_Exercise details:_ Output each of the entries exactly, skipping every picture they contain.

** Opening Records provided block **

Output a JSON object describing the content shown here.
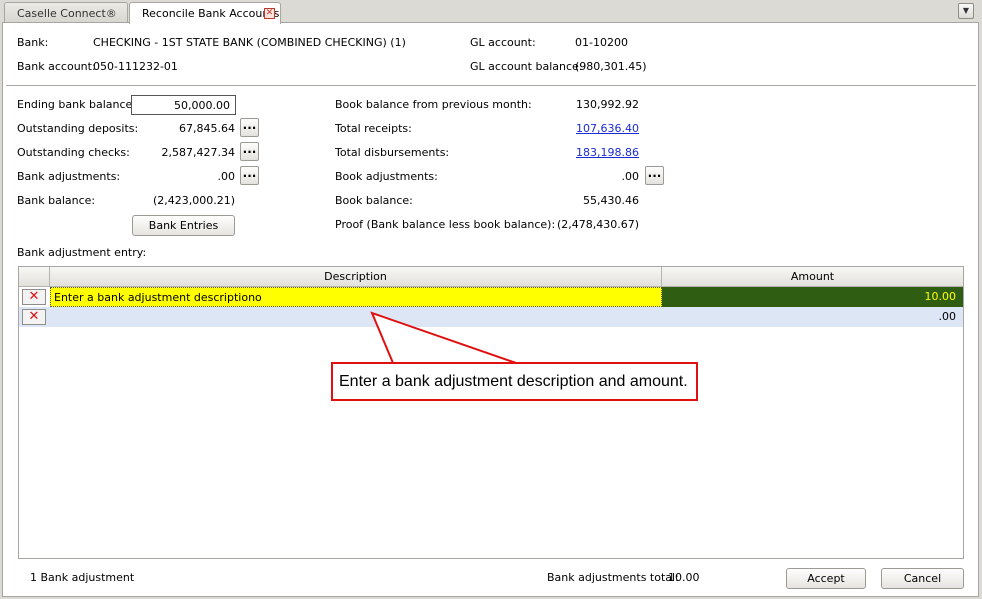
{
  "tabs": [
    {
      "label": "Caselle Connect®"
    },
    {
      "label": "Reconcile Bank Accounts"
    }
  ],
  "header": {
    "bank_label": "Bank:",
    "bank_value": "CHECKING - 1ST STATE BANK (COMBINED CHECKING) (1)",
    "bank_account_label": "Bank account:",
    "bank_account_value": "050-111232-01",
    "gl_account_label": "GL account:",
    "gl_account_value": "01-10200",
    "gl_balance_label": "GL account balance:",
    "gl_balance_value": "(980,301.45)"
  },
  "left": {
    "ending_label": "Ending bank balance:",
    "ending_value": "50,000.00",
    "deposits_label": "Outstanding deposits:",
    "deposits_value": "67,845.64",
    "checks_label": "Outstanding checks:",
    "checks_value": "2,587,427.34",
    "adjustments_label": "Bank adjustments:",
    "adjustments_value": ".00",
    "balance_label": "Bank balance:",
    "balance_value": "(2,423,000.21)",
    "entries_button": "Bank Entries"
  },
  "right": {
    "prev_label": "Book balance from previous month:",
    "prev_value": "130,992.92",
    "receipts_label": "Total receipts:",
    "receipts_value": "107,636.40",
    "disb_label": "Total disbursements:",
    "disb_value": "183,198.86",
    "book_adj_label": "Book adjustments:",
    "book_adj_value": ".00",
    "book_bal_label": "Book balance:",
    "book_bal_value": "55,430.46",
    "proof_label": "Proof (Bank balance less book balance):",
    "proof_value": "(2,478,430.67)"
  },
  "dots_label": "...",
  "grid": {
    "section_label": "Bank adjustment entry:",
    "col_description": "Description",
    "col_amount": "Amount",
    "rows": [
      {
        "description": "Enter a bank adjustment descriptiono",
        "amount": "10.00"
      },
      {
        "description": "",
        "amount": ".00"
      }
    ],
    "delete_glyph": "✕"
  },
  "callout": {
    "text": "Enter a bank adjustment description and amount."
  },
  "footer": {
    "count": "1 Bank adjustment",
    "total_label": "Bank adjustments total:",
    "total_value": "10.00",
    "accept_button": "Accept",
    "cancel_button": "Cancel"
  },
  "colors": {
    "selected_row": "#ffff00",
    "amount_cell": "#2f5e12",
    "amount_text": "#ffff00",
    "new_row": "#dce6f5",
    "callout_border": "#e01010"
  }
}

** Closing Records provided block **

_Result below:_
Output a JSON object describing the content shown here.
{
  "tabs": [
    {
      "label": "Caselle Connect®"
    },
    {
      "label": "Reconcile Bank Accounts"
    }
  ],
  "header": {
    "bank_label": "Bank:",
    "bank_value": "CHECKING - 1ST STATE BANK (COMBINED CHECKING) (1)",
    "bank_account_label": "Bank account:",
    "bank_account_value": "050-111232-01",
    "gl_account_label": "GL account:",
    "gl_account_value": "01-10200",
    "gl_balance_label": "GL account balance:",
    "gl_balance_value": "(980,301.45)"
  },
  "left": {
    "ending_label": "Ending bank balance:",
    "ending_value": "50,000.00",
    "deposits_label": "Outstanding deposits:",
    "deposits_value": "67,845.64",
    "checks_label": "Outstanding checks:",
    "checks_value": "2,587,427.34",
    "adjustments_label": "Bank adjustments:",
    "adjustments_value": ".00",
    "balance_label": "Bank balance:",
    "balance_value": "(2,423,000.21)",
    "entries_button": "Bank Entries"
  },
  "right": {
    "prev_label": "Book balance from previous month:",
    "prev_value": "130,992.92",
    "receipts_label": "Total receipts:",
    "receipts_value": "107,636.40",
    "disb_label": "Total disbursements:",
    "disb_value": "183,198.86",
    "book_adj_label": "Book adjustments:",
    "book_adj_value": ".00",
    "book_bal_label": "Book balance:",
    "book_bal_value": "55,430.46",
    "proof_label": "Proof (Bank balance less book balance):",
    "proof_value": "(2,478,430.67)"
  },
  "dots_label": "...",
  "grid": {
    "section_label": "Bank adjustment entry:",
    "col_description": "Description",
    "col_amount": "Amount",
    "rows": [
      {
        "description": "Enter a bank adjustment descriptiono",
        "amount": "10.00"
      },
      {
        "description": "",
        "amount": ".00"
      }
    ],
    "delete_glyph": "✕"
  },
  "callout": {
    "text": "Enter a bank adjustment description and amount."
  },
  "footer": {
    "count": "1 Bank adjustment",
    "total_label": "Bank adjustments total:",
    "total_value": "10.00",
    "accept_button": "Accept",
    "cancel_button": "Cancel"
  },
  "colors": {
    "selected_row": "#ffff00",
    "amount_cell": "#2f5e12",
    "amount_text": "#ffff00",
    "new_row": "#dce6f5",
    "callout_border": "#e01010"
  }
}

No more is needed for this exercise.